I have long championed harmonizing our economic, energy and environmental needs. I did so as mayor of Cleveland and governor of Ohio and had great success bringing both sides to the table for the betterment of Ohio and the nation.

That is why I am so committed to educating my colleagues and Ohioans about the unprecedented opportunity we have before us when it comes to crafting a comprehensive solution to climate change. We must be smart and measured in our steps forward, always keeping in mind what is best for working families, seniors and those trying to make ends meet on fixed incomes.
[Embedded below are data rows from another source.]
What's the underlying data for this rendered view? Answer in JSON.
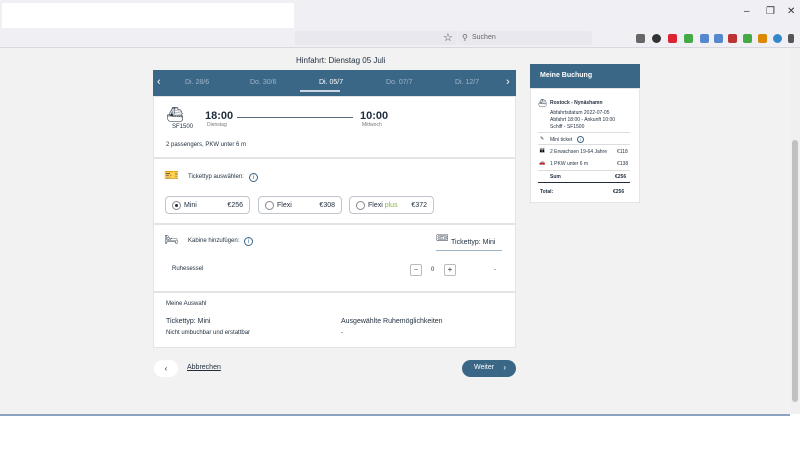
{
  "browser": {
    "search_placeholder": "Suchen",
    "minimize": "–",
    "maximize": "❐",
    "close": "✕",
    "star": "☆",
    "search_icon": "⚲"
  },
  "page": {
    "heading": "Hinfahrt: Dienstag 05 Juli",
    "dates": [
      "Di. 28/6",
      "Do. 30/6",
      "Di. 05/7",
      "Do. 07/7",
      "Di. 12/7"
    ],
    "active_date_index": 2
  },
  "trip": {
    "ship": "SF1500",
    "depart_time": "18:00",
    "depart_day": "Dienstag",
    "arrive_time": "10:00",
    "arrive_day": "Mittwoch",
    "passengers": "2 passengers, PKW unter 6 m"
  },
  "ticket": {
    "title": "Tickettyp auswählen:",
    "options": [
      {
        "label": "Mini",
        "label_plus": "",
        "price": "€256",
        "selected": true
      },
      {
        "label": "Flexi",
        "label_plus": "",
        "price": "€308",
        "selected": false
      },
      {
        "label": "Flexi",
        "label_plus": "plus",
        "price": "€372",
        "selected": false
      }
    ]
  },
  "cabin": {
    "title": "Kabine hinzufügen:",
    "ticket_type": "Tickettyp: Mini",
    "item_label": "Ruhesessel",
    "quantity": "0",
    "minus": "−",
    "plus": "+",
    "value": "-"
  },
  "selection": {
    "title": "Meine Auswahl",
    "ticket_type": "Tickettyp: Mini",
    "note": "Nicht umbuchbar und erstattbar",
    "rest_title": "Ausgewählte Ruhemöglichkeiten",
    "rest_value": "-"
  },
  "actions": {
    "back": "‹",
    "cancel": "Abbrechen",
    "next": "Weiter",
    "next_chevron": "›"
  },
  "booking": {
    "title": "Meine Buchung",
    "route": "Rostock - Nynäshamn",
    "depart_date": "Abfahrtsdatum 2022-07-05",
    "times": "Abfahrt 18:00 - Ankunft 10:00",
    "ship": "Schiff - SF1500",
    "ticket": "Mini ticket",
    "adults": "2 Erwachsen 19-64 Jahre",
    "adults_price": "€118",
    "car": "1 PKW unter 6 m",
    "car_price": "€138",
    "sum_label": "Sum",
    "sum_value": "€256",
    "total_label": "Total:",
    "total_value": "€256"
  }
}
The smart way to go about addressing this problem isn’t through unilateral actions that would hurt our economy and drive jobs overseas. But the policy proposal now under consideration in the Senate — the Lieberman-Warner Climate Security Act — would do exactly that.

A recent analysis of the bill by the Environmental Protection Agency provided a devastating critique of the policy proposal.
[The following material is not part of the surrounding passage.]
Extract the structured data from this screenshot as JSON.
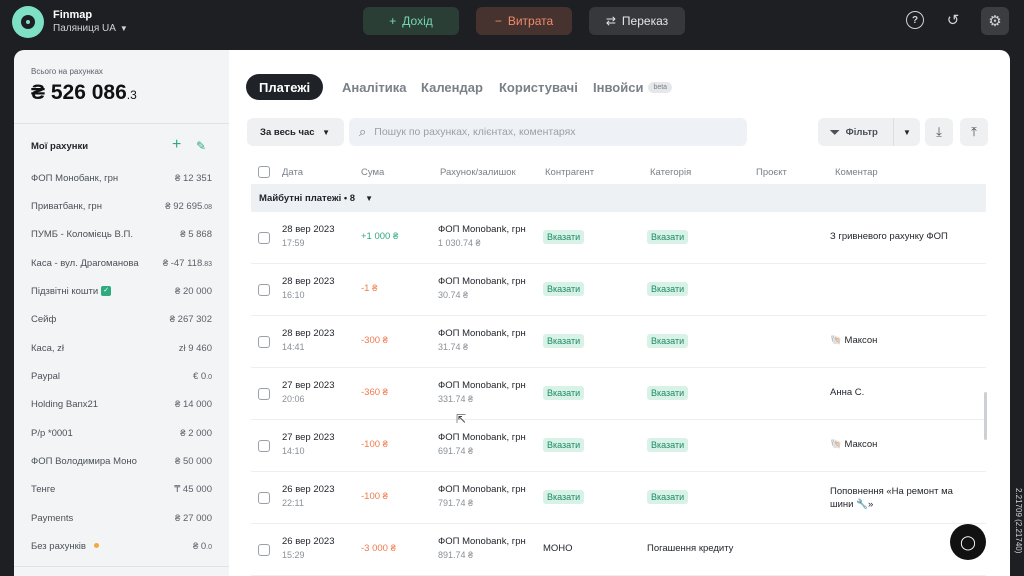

The impact of this legislation will be disproportionately felt by states like Ohio that depend on coal for much of their energy needs. Duke Energy, a major electricity provider in Ohio, has released data indicating that if the policy becomes effective in 2012, customers in their service area could suffer a 53 percent increase in electricity bills.

We cannot tolerate policies that harm our economy and drive business overseas to countries that do not recognize their environmental responsibilities.

That is why I am spearheading the development of an alternative solution to climate change that is less intrusive, less costly and that will achieve greater environmental benefits than the one option now before us. The smart way to address this problem is through collaborative, multinational efforts to develop and deploy the clean energy technologies that everyone recognizes as necessary to solve this global environmental problem.

In order to weather the approaching storm, we must put technology first. By working together to do so, we can truly reduce greenhouse gas emissions, move toward energy independence, create new jobs and enhance Ohio’s competitive position in the global marketplace.

George Voinovich is a member of the U.S. Senate from Ohio.